In a press release, Tr’ondëk Hwëch’in First Nation Chief Roberta Joseph said she was “extremely pleased to be finally arriving on a path of certainty.”
“This is the outcome we were hoping for. This is a victory for our modern-day treaties and the collaborative planning processes promised for Land Use Planning,” Joseph said. “We look forward to working with the present government on the next steps outlined by the court.”
Chief Simon Mervyn of the First Nation of Na Cho Nyäk Dun and Chief Bruce Charlie of the Vuntut Gwitchin First Nation echoed Joseph’s sentiments.
“I want to thank Yukoners and Canadians for all the support in protecting the integrity of our final agreements. The agreements were designed for us to protect the environment, and now we will work in unity, for the animals, the land and the people,” Mervyn said. “As we move forward, we hope that Canadians and Yukoners will plan for the betterment of humanity. I’m looking forwards to coming home to celebrate.”
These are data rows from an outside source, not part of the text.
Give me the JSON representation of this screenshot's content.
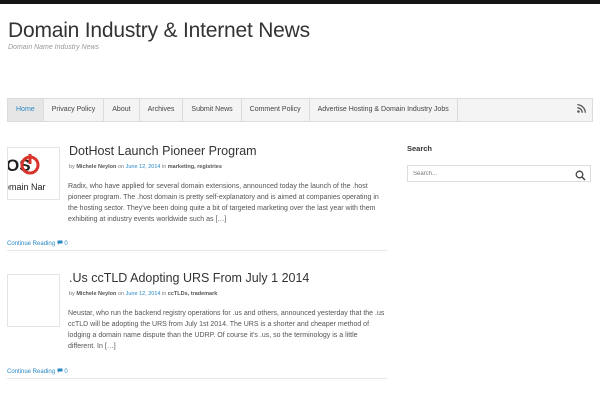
{
  "site": {
    "title": "Domain Industry & Internet News",
    "description": "Domain Name Industry News"
  },
  "nav": {
    "items": [
      {
        "label": "Home",
        "active": true
      },
      {
        "label": "Privacy Policy"
      },
      {
        "label": "About"
      },
      {
        "label": "Archives"
      },
      {
        "label": "Submit News"
      },
      {
        "label": "Comment Policy"
      },
      {
        "label": "Advertise Hosting & Domain Industry Jobs"
      }
    ],
    "rss_icon": "rss-icon"
  },
  "posts": [
    {
      "title": "DotHost Launch Pioneer Program",
      "meta": {
        "by": "by",
        "author": "Michele Neylon",
        "on": "on",
        "date": "June 12, 2014",
        "in": "in",
        "categories": "marketing, registries"
      },
      "thumb_text": "OS / omain Nar",
      "excerpt": "Radix, who have applied for several domain extensions, announced today the launch of the .host pioneer program. The .host domain is pretty self-explanatory and is aimed at companies operating in the hosting sector. They've been doing quite a bit of targeted marketing over the last year with them exhibiting at industry events worldwide such as […]",
      "read_more": "Continue Reading",
      "comments": "0"
    },
    {
      "title": ".Us ccTLD Adopting URS From July 1 2014",
      "meta": {
        "by": "by",
        "author": "Michele Neylon",
        "on": "on",
        "date": "June 12, 2014",
        "in": "in",
        "categories": "ccTLDs, trademark"
      },
      "excerpt": "Neustar, who run the backend registry operations for .us and others, announced yesterday that the .us ccTLD will be adopting the URS from July 1st 2014. The URS  is a shorter and cheaper method of lodging a domain name dispute than the UDRP. Of course it's .us, so the terminology is a little different. In […]",
      "read_more": "Continue Reading",
      "comments": "0"
    }
  ],
  "sidebar": {
    "search_title": "Search",
    "search_placeholder": "Search...",
    "search_icon": "search-icon"
  },
  "colors": {
    "link": "#2a88c4",
    "topbar": "#151515",
    "nav_bg": "#f4f4f4"
  }
}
“We have always been responsible stewards of our traditional territory even in the face of adversity and uncertainty,” Charlie said. “We are pleased that the Court agrees that the path towards reconciliation requires honourable implementation of the spirit and intent of our final agreements.”
Jeff Langlois, counsel for the Gwich’in Tribal Council, who served as interverners on the case, said in a phone interview he considered the decision a victory.
“At the outset of this case, this result was far from certain and my clients, they’re really ecstatic,” Langlois said, describing the case as “foundational” for future land use planning done under the Umbrella Final Agreement.
Although the Gwich’in Tribal Council is not a signatory to the UFA, Langlois said it wanted to get involved because it recognized the case would have an impact on all future collaborative processes between First Nations and governments.
“These modern treaties set out a lot of processes by which the government, as a result of claims for titles for Aboriginal rights, have said, ‘OK, reconciliation is going to mean we’re going to share some of the decision-making power the Crown says we have,’” Langlois said.
“Gwich’in Tribal Council’s point was, if that’s going to have any meaning, and you’re going to do that through this collaborative decision-making process … every party going forward for the other planning regions will have to pay attention to this, and really, what I think it’s going to mean is, it’s going to tell First Nations and the Crown, ‘You need to be participating in details and saying your piece when you’re supposed to.’”
Speaking to reporters Friday, Premier Sandy Silver said the government intends to implement something resembling the original final plan. He said there could be “minor tweaks” to that plan but wouldn’t speculate on what those might be and added they would not come from the government.
Yukon NDP MLA Kate White said the decision was “fantastic” and spoke to the perseverance and resilience of Yukon First Nations as well as all Yukoners.
“It’s hugely valuable, and not just for Yukon… This sets out the expectations for other governments in Canada and First Nation communities and First Nation governments,” she said in a phone interview.
“I’m super excited… Facebook showed me a picture from five years ago on Monday, and it was us, a huge group, hundreds of people at the Gold Rush Inn talking about protecting the Peel and how we wouldn’t accept the government’s desire to re-write it. It’s awesome.”
Not everyone was pleased with the decision. In a news release, the Yukon Chamber of Mines said it was concerned with the amount of land that has been put off limits to development.
With files from Ashley Joannou
Contact Jackie Hong at firstname.lastname@example.org